About 1,600 salaried workers in Maine will be newly eligible for overtime pay under regulations that will take effect Wednesday.
Federal and state laws require that salaried administrative workers who earn less than a set threshold – $33,000 under current Maine law – be paid overtime for hours they work in excess of 40 hours a week. But that threshold is increasing with the new year – in Maine’s case to $36,000 a year. The rules affect white-collar jobs and also require that workers meet a duties test to make sure that they qualify as administrative, professional or other job classifications under the law.
A proposal that the Legislature may take up in its upcoming session would raise the threshold to $55,224 – above even the level that the Obama administration sought five years ago, which was struck down by a federal judge.
The threshold under federal law is going up Jan. 1 from the current level of about $23,000 – workers who earned above that amount were exempt from being paid overtime. That will jump to about $35,500 on Wednesday, but the Obama administration in 2014 wanted to increase it to about $47,000.
That proposal encountered strong opposition from business groups and a lawsuit by some states. A federal judge in Texas eventually ruled that the administration didn’t have the authority to make such a significant change.
Maine and federal thresholds are different because Maine has since 1999 tied its overtime eligibility to the state’s minimum wage. Under the formula, the minimum hourly wage is multiplied by 3,000 to set the state standard for an annual salary. Maine’s minimum wage is rising from $11 to $12 an hour Wednesday.
Federal levels are determined by the U.S. Department of Labor. Maine wage and hour laws do not cover federal employees, so the slightly lower threshold under federal law will apply to federal workers in the state.
The federal threshold for overtime pay “was definitely not keeping pace,” said Laura Fortman, commissioner of the Maine Department of Labor, who provided the estimate that the higher threshold levels would affect about 1,600 workers in the state.

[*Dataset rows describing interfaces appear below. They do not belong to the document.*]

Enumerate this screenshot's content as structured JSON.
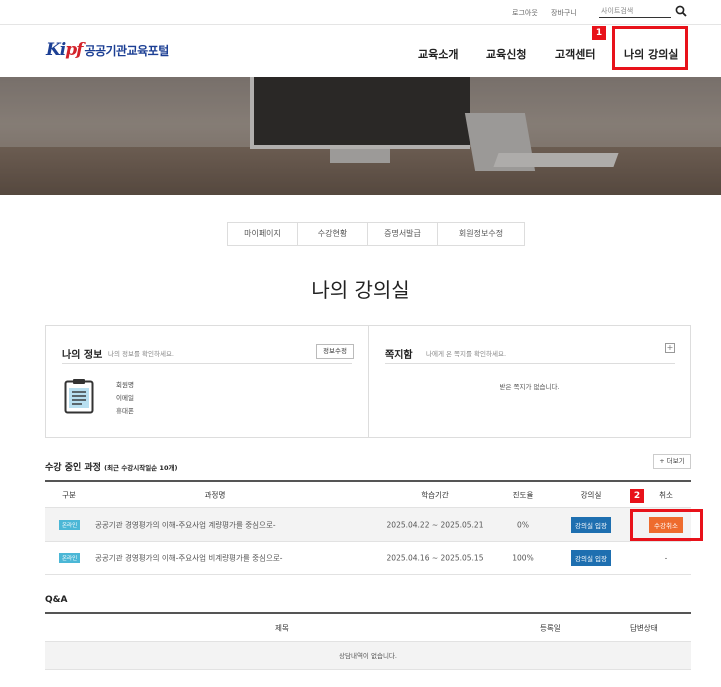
{
  "topbar": {
    "logout": "로그아웃",
    "cart": "장바구니",
    "search_placeholder": "사이트검색"
  },
  "brand": {
    "mark_a": "Ki",
    "mark_b": "pf",
    "name": "공공기관교육포털",
    "color": "#1c3f94"
  },
  "nav": [
    "교육소개",
    "교육신청",
    "고객센터",
    "나의 강의실"
  ],
  "annotations": {
    "step1": "1",
    "step2": "2",
    "color": "#e8121a"
  },
  "subtabs": [
    "마이페이지",
    "수강현황",
    "증명서발급",
    "회원정보수정"
  ],
  "page_title": "나의 강의실",
  "my_info": {
    "title": "나의 정보",
    "desc": "나의 정보를 확인하세요.",
    "edit_button": "정보수정",
    "lines": [
      "회원명",
      "이메일",
      "휴대폰"
    ]
  },
  "inbox": {
    "title": "쪽지함",
    "desc": "나에게 온 쪽지를 확인하세요.",
    "empty": "받은 쪽지가 없습니다."
  },
  "courses": {
    "title": "수강 중인 과정",
    "subtitle": "(최근 수강시작일순 10개)",
    "more": "+ 더보기",
    "headers": [
      "구분",
      "과정명",
      "학습기간",
      "진도율",
      "강의실",
      "취소"
    ],
    "rows": [
      {
        "type": "온라인",
        "name": "공공기관 경영평가의 이해-주요사업 계량평가를 중심으로-",
        "period": "2025.04.22 ~ 2025.05.21",
        "progress": "0%",
        "room": "강의실 입장",
        "cancel": "수강취소"
      },
      {
        "type": "온라인",
        "name": "공공기관 경영평가의 이해-주요사업 비계량평가를 중심으로-",
        "period": "2025.04.16 ~ 2025.05.15",
        "progress": "100%",
        "room": "강의실 입장",
        "cancel": "-"
      }
    ]
  },
  "qa": {
    "title": "Q&A",
    "headers": [
      "제목",
      "등록일",
      "답변상태"
    ],
    "empty": "상담내역이 없습니다."
  }
}
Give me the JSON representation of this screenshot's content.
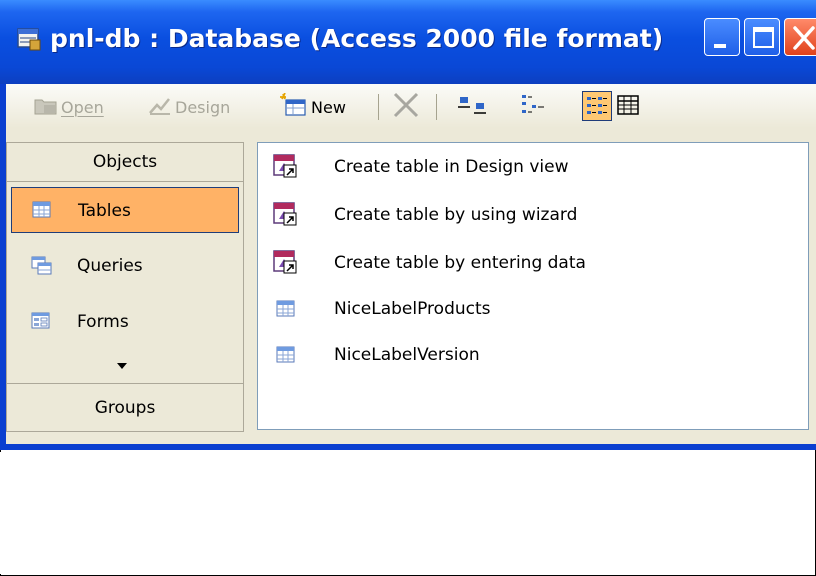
{
  "window": {
    "title": "pnl-db : Database (Access 2000 file format)"
  },
  "toolbar": {
    "open_label": "Open",
    "design_label": "Design",
    "new_label": "New",
    "view_buttons": [
      "large-icons",
      "small-icons",
      "list",
      "details"
    ],
    "selected_view": "list"
  },
  "objects_bar": {
    "header": "Objects",
    "items": [
      {
        "label": "Tables",
        "icon": "table-icon",
        "selected": true
      },
      {
        "label": "Queries",
        "icon": "query-icon",
        "selected": false
      },
      {
        "label": "Forms",
        "icon": "form-icon",
        "selected": false
      }
    ],
    "groups_label": "Groups"
  },
  "list": {
    "items": [
      {
        "label": "Create table in Design view",
        "icon": "shortcut-design-icon"
      },
      {
        "label": "Create table by using wizard",
        "icon": "shortcut-wizard-icon"
      },
      {
        "label": "Create table by entering data",
        "icon": "shortcut-datasheet-icon"
      },
      {
        "label": "NiceLabelProducts",
        "icon": "table-icon"
      },
      {
        "label": "NiceLabelVersion",
        "icon": "table-icon"
      }
    ]
  },
  "colors": {
    "title_bar": "#0a4fe0",
    "selection": "#ffb266",
    "client_background": "#ece9d8"
  }
}
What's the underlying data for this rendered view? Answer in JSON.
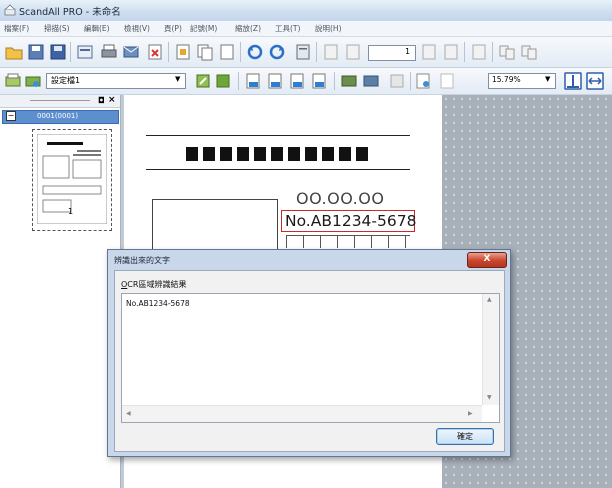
{
  "window": {
    "title": "ScandAll PRO - 未命名"
  },
  "menu": {
    "items": [
      "檔案(F)",
      "掃描(S)",
      "編輯(E)",
      "檢視(V)",
      "頁(P)",
      "記號(M)",
      "縮放(Z)",
      "工具(T)",
      "說明(H)"
    ]
  },
  "toolbar1": {
    "page_input_value": "1"
  },
  "toolbar2": {
    "profile_select_value": "設定檔1",
    "zoom_select_value": "15.79%"
  },
  "thumbnails": {
    "tree_label": "0001(0001)",
    "page_number": "1"
  },
  "document": {
    "code_text": "OO.OO.OO",
    "highlight_text": "No.AB1234-5678"
  },
  "dialog": {
    "title": "辨識出來的文字",
    "close_label": "X",
    "section_label_mnemonic": "O",
    "section_label_rest": "CR區域辨識結果",
    "result_text": "No.AB1234-5678",
    "ok_label": "確定"
  },
  "colors": {
    "highlight_border": "#cc2a2a",
    "close_button": "#c8452c",
    "tree_selection": "#5d8fcf"
  }
}
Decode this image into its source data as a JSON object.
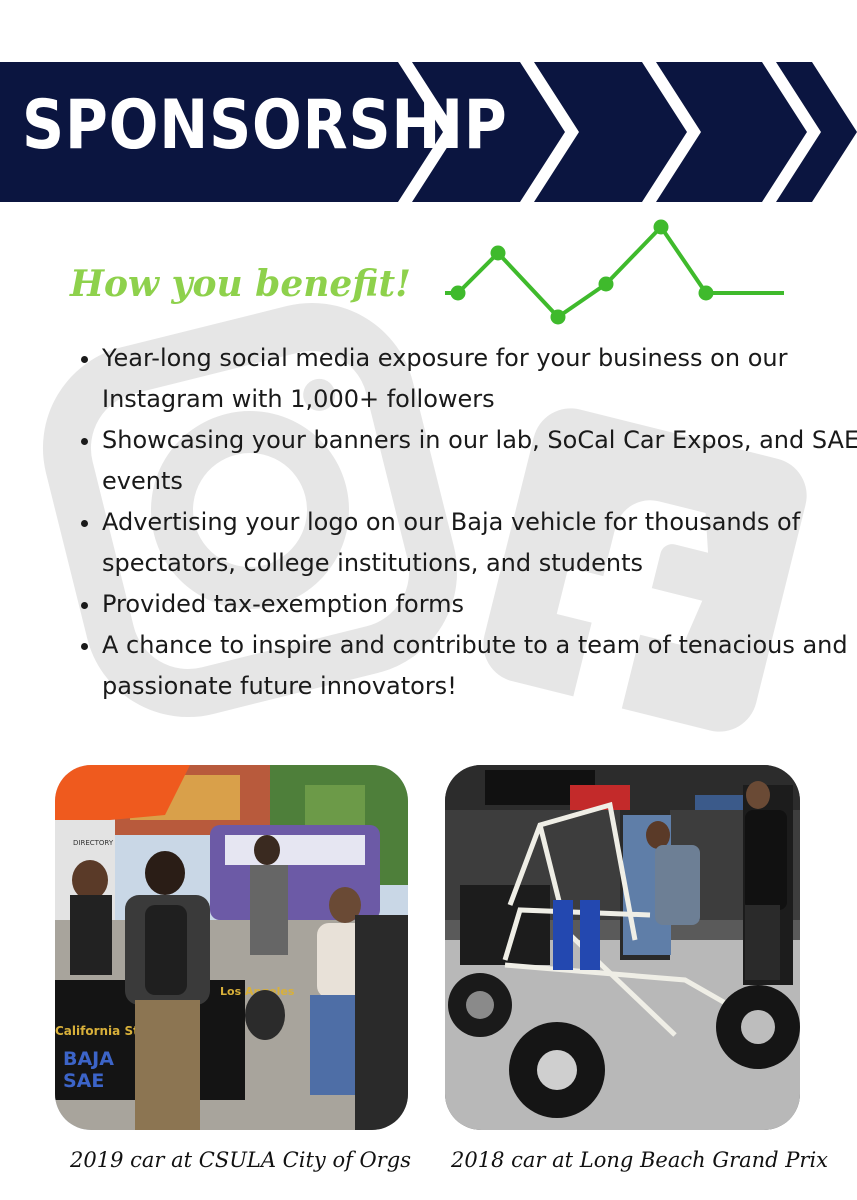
{
  "header": {
    "title": "SPONSORSHIP"
  },
  "benefits": {
    "heading": "How you benefit!",
    "items": [
      "Year-long social media exposure for your business on our Instagram with 1,000+ followers",
      "Showcasing your banners in our lab, SoCal Car Expos, and SAE events",
      "Advertising your logo on our Baja vehicle for thousands of spectators, college institutions, and students",
      "Provided tax-exemption forms",
      "A chance to inspire and contribute to a team of tenacious and passionate future innovators!"
    ]
  },
  "photos": {
    "left": {
      "caption": "2019 car at CSULA City of Orgs",
      "sign_text": [
        "DIRECTORY",
        "Los Angeles",
        "California Sta",
        "BAJA",
        "SAE"
      ]
    },
    "right": {
      "caption": "2018 car at Long Beach Grand Prix"
    }
  },
  "colors": {
    "navy": "#0b1540",
    "green": "#3fba2c",
    "script_green": "#8ed14c"
  },
  "icons": [
    "instagram-watermark-icon",
    "facebook-watermark-icon",
    "trend-line-icon"
  ]
}
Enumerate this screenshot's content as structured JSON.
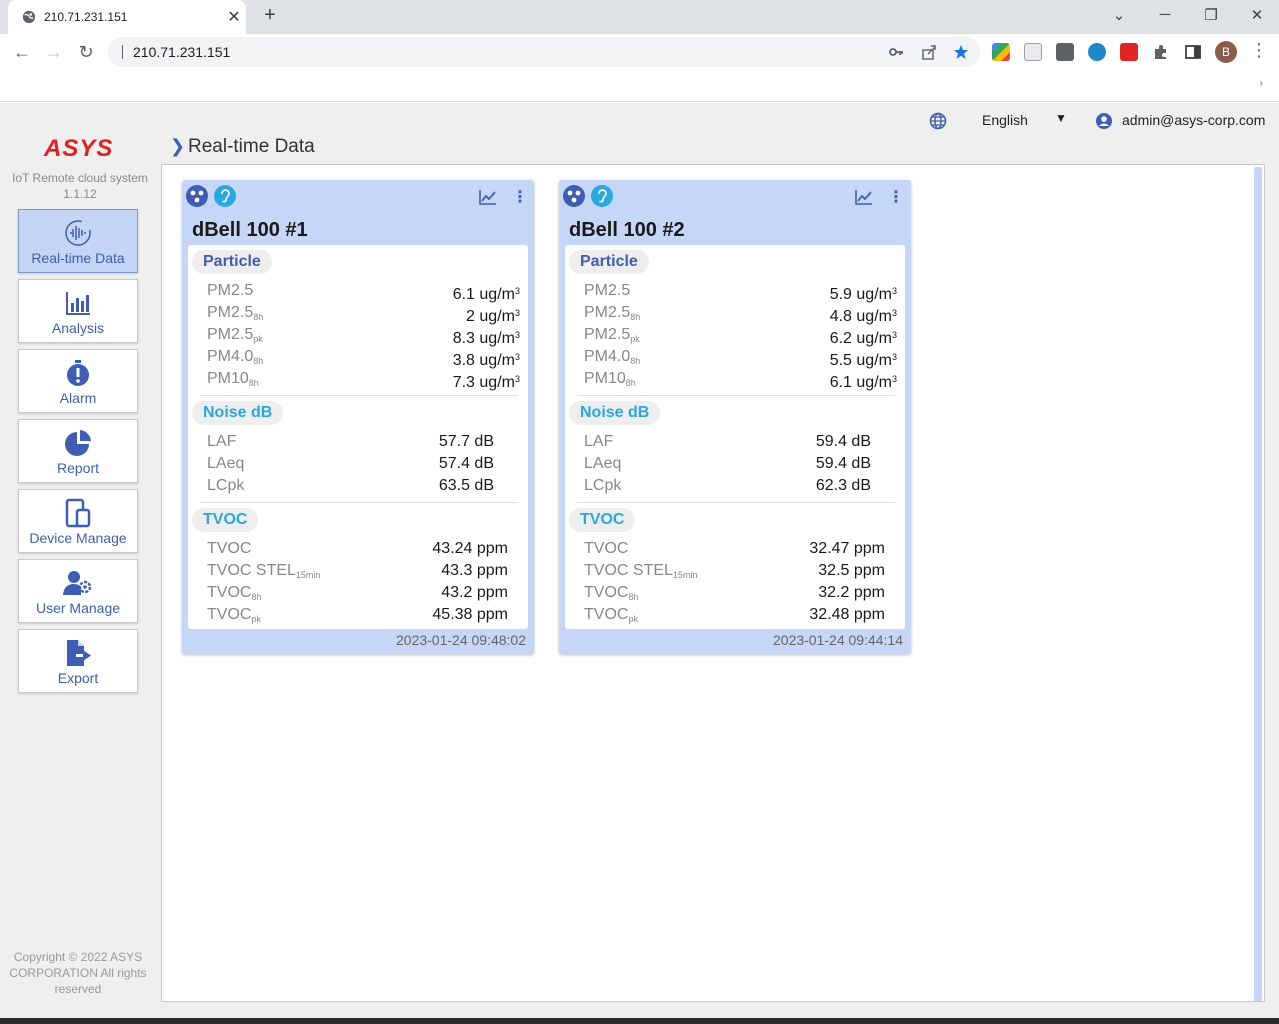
{
  "browser": {
    "tab_title": "210.71.231.151",
    "tab_close": "✕",
    "new_tab": "+",
    "url": "210.71.231.151",
    "profile_initial": "B"
  },
  "sidebar": {
    "logo": "ASYS",
    "system_name": "IoT Remote cloud system",
    "version": "1.1.12",
    "items": [
      {
        "label": "Real-time Data",
        "icon": "realtime-waveform-icon",
        "active": true
      },
      {
        "label": "Analysis",
        "icon": "bar-chart-icon"
      },
      {
        "label": "Alarm",
        "icon": "alarm-timer-icon"
      },
      {
        "label": "Report",
        "icon": "pie-chart-icon"
      },
      {
        "label": "Device Manage",
        "icon": "device-tablet-icon"
      },
      {
        "label": "User Manage",
        "icon": "user-gear-icon"
      },
      {
        "label": "Export",
        "icon": "file-export-icon"
      }
    ],
    "copyright": "Copyright © 2022 ASYS CORPORATION All rights reserved"
  },
  "header": {
    "language": "English",
    "user": "admin@asys-corp.com"
  },
  "breadcrumb": "Real-time Data",
  "colors": {
    "accent": "#3f5db4",
    "card_bg": "#c6d6f7",
    "cyan": "#2ba8e0",
    "logo_red": "#e32020"
  },
  "devices": [
    {
      "name": "dBell 100 #1",
      "particle_label": "Particle",
      "particle": [
        {
          "name": "PM2.5",
          "sub": "",
          "value": "6.1",
          "unit": "ug/m",
          "sup": "3"
        },
        {
          "name": "PM2.5",
          "sub": "8h",
          "value": "2",
          "unit": "ug/m",
          "sup": "3"
        },
        {
          "name": "PM2.5",
          "sub": "pk",
          "value": "8.3",
          "unit": "ug/m",
          "sup": "3"
        },
        {
          "name": "PM4.0",
          "sub": "8h",
          "value": "3.8",
          "unit": "ug/m",
          "sup": "3"
        },
        {
          "name": "PM10",
          "sub": "8h",
          "value": "7.3",
          "unit": "ug/m",
          "sup": "3"
        }
      ],
      "noise_label": "Noise dB",
      "noise": [
        {
          "name": "LAF",
          "value": "57.7 dB"
        },
        {
          "name": "LAeq",
          "value": "57.4 dB"
        },
        {
          "name": "LCpk",
          "value": "63.5 dB"
        }
      ],
      "tvoc_label": "TVOC",
      "tvoc": [
        {
          "name": "TVOC",
          "sub": "",
          "value": "43.24 ppm"
        },
        {
          "name": "TVOC STEL",
          "sub": "15min",
          "value": "43.3 ppm"
        },
        {
          "name": "TVOC",
          "sub": "8h",
          "value": "43.2 ppm"
        },
        {
          "name": "TVOC",
          "sub": "pk",
          "value": "45.38 ppm"
        }
      ],
      "timestamp": "2023-01-24 09:48:02"
    },
    {
      "name": "dBell 100 #2",
      "particle_label": "Particle",
      "particle": [
        {
          "name": "PM2.5",
          "sub": "",
          "value": "5.9",
          "unit": "ug/m",
          "sup": "3"
        },
        {
          "name": "PM2.5",
          "sub": "8h",
          "value": "4.8",
          "unit": "ug/m",
          "sup": "3"
        },
        {
          "name": "PM2.5",
          "sub": "pk",
          "value": "6.2",
          "unit": "ug/m",
          "sup": "3"
        },
        {
          "name": "PM4.0",
          "sub": "8h",
          "value": "5.5",
          "unit": "ug/m",
          "sup": "3"
        },
        {
          "name": "PM10",
          "sub": "8h",
          "value": "6.1",
          "unit": "ug/m",
          "sup": "3"
        }
      ],
      "noise_label": "Noise dB",
      "noise": [
        {
          "name": "LAF",
          "value": "59.4 dB"
        },
        {
          "name": "LAeq",
          "value": "59.4 dB"
        },
        {
          "name": "LCpk",
          "value": "62.3 dB"
        }
      ],
      "tvoc_label": "TVOC",
      "tvoc": [
        {
          "name": "TVOC",
          "sub": "",
          "value": "32.47 ppm"
        },
        {
          "name": "TVOC STEL",
          "sub": "15min",
          "value": "32.5 ppm"
        },
        {
          "name": "TVOC",
          "sub": "8h",
          "value": "32.2 ppm"
        },
        {
          "name": "TVOC",
          "sub": "pk",
          "value": "32.48 ppm"
        }
      ],
      "timestamp": "2023-01-24 09:44:14"
    }
  ]
}
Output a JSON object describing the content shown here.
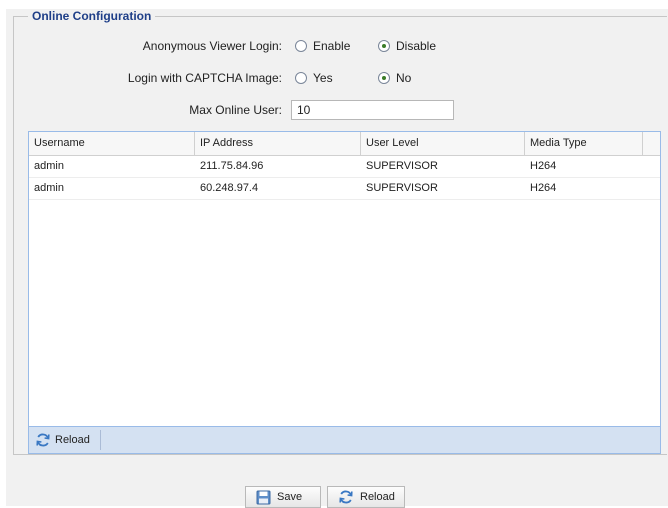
{
  "fieldset": {
    "legend": "Online Configuration"
  },
  "anonymous_login": {
    "label": "Anonymous Viewer Login:",
    "options": [
      "Enable",
      "Disable"
    ],
    "selected": "Disable"
  },
  "captcha_login": {
    "label": "Login with CAPTCHA Image:",
    "options": [
      "Yes",
      "No"
    ],
    "selected": "No"
  },
  "max_online_user": {
    "label": "Max Online User:",
    "value": "10"
  },
  "grid": {
    "columns": [
      "Username",
      "IP Address",
      "User Level",
      "Media Type"
    ],
    "rows": [
      [
        "admin",
        "211.75.84.96",
        "SUPERVISOR",
        "H264"
      ],
      [
        "admin",
        "60.248.97.4",
        "SUPERVISOR",
        "H264"
      ]
    ],
    "toolbar_reload_label": "Reload"
  },
  "footer": {
    "save_label": "Save",
    "reload_label": "Reload"
  },
  "icons": {
    "reload": "refresh-icon",
    "save": "floppy-disk-icon"
  },
  "colors": {
    "legend": "#1f3f88",
    "grid_border": "#99bbe8",
    "toolbar_bg": "#d4e1f2",
    "radio_dot": "#3b7c28"
  }
}
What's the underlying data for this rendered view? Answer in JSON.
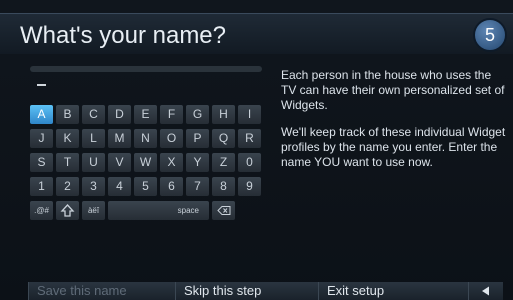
{
  "header": {
    "title": "What's your name?",
    "step": "5"
  },
  "keyboard": {
    "rows": [
      [
        "A",
        "B",
        "C",
        "D",
        "E",
        "F",
        "G",
        "H",
        "I"
      ],
      [
        "J",
        "K",
        "L",
        "M",
        "N",
        "O",
        "P",
        "Q",
        "R"
      ],
      [
        "S",
        "T",
        "U",
        "V",
        "W",
        "X",
        "Y",
        "Z",
        "0"
      ],
      [
        "1",
        "2",
        "3",
        "4",
        "5",
        "6",
        "7",
        "8",
        "9"
      ]
    ],
    "symbols_label": ".@#",
    "accent_label": "àëî",
    "space_label": "space",
    "selected_key": "A"
  },
  "description": {
    "paragraph1": "Each person in the house who uses the TV can have their own personalized set of Widgets.",
    "paragraph2": "We'll keep track of these individual Widget profiles by the name you enter. Enter the name YOU want to use now."
  },
  "footer": {
    "save_label": "Save this name",
    "skip_label": "Skip this step",
    "exit_label": "Exit setup",
    "back_icon": "back-arrow-icon"
  },
  "colors": {
    "accent": "#3fa3e0",
    "background": "#0c1117"
  }
}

She said she thinks the change will likely affect positions such as assistant managers in retail and fast food establishments.
Curtis Picard, president and CEO of the Retail Association of Maine, said most businesses in the state see the increase that’s coming Wednesday as reasonable.
Picard said most businesses saw the $23,000 federal threshold as too low, but they will oppose the increase to more than $55,000 in the bill that was carried over in the Legislature. He said if that higher level passed, many businesses would shift pay for employees from salary to hourly pay to avoid having to raise pay significantly to avoid the requirement for overtime pay.
“That’s something that we would be concerned about,” Picard said. A new threshold of over $55,000 would be “absolutely too high,” he said.
The overtime eligibility law dates back to the New Deal in the 1930s and is designed to prevent businesses from classifying employees as administrators and paying them a relatively low salary to avoid paying higher hourly wages for overtime work. Most administrative and professional workers aren’t compensated for overtime they work as long as their salaries are above the threshold.
Maine voters in 2016 decided to increase the minimum wage from $7.50 an hour to $12 an hour in 2020. After that, it will rise annually based on the increase in the cost of living. The federal minimum wage has been set at $7.25 since 2009.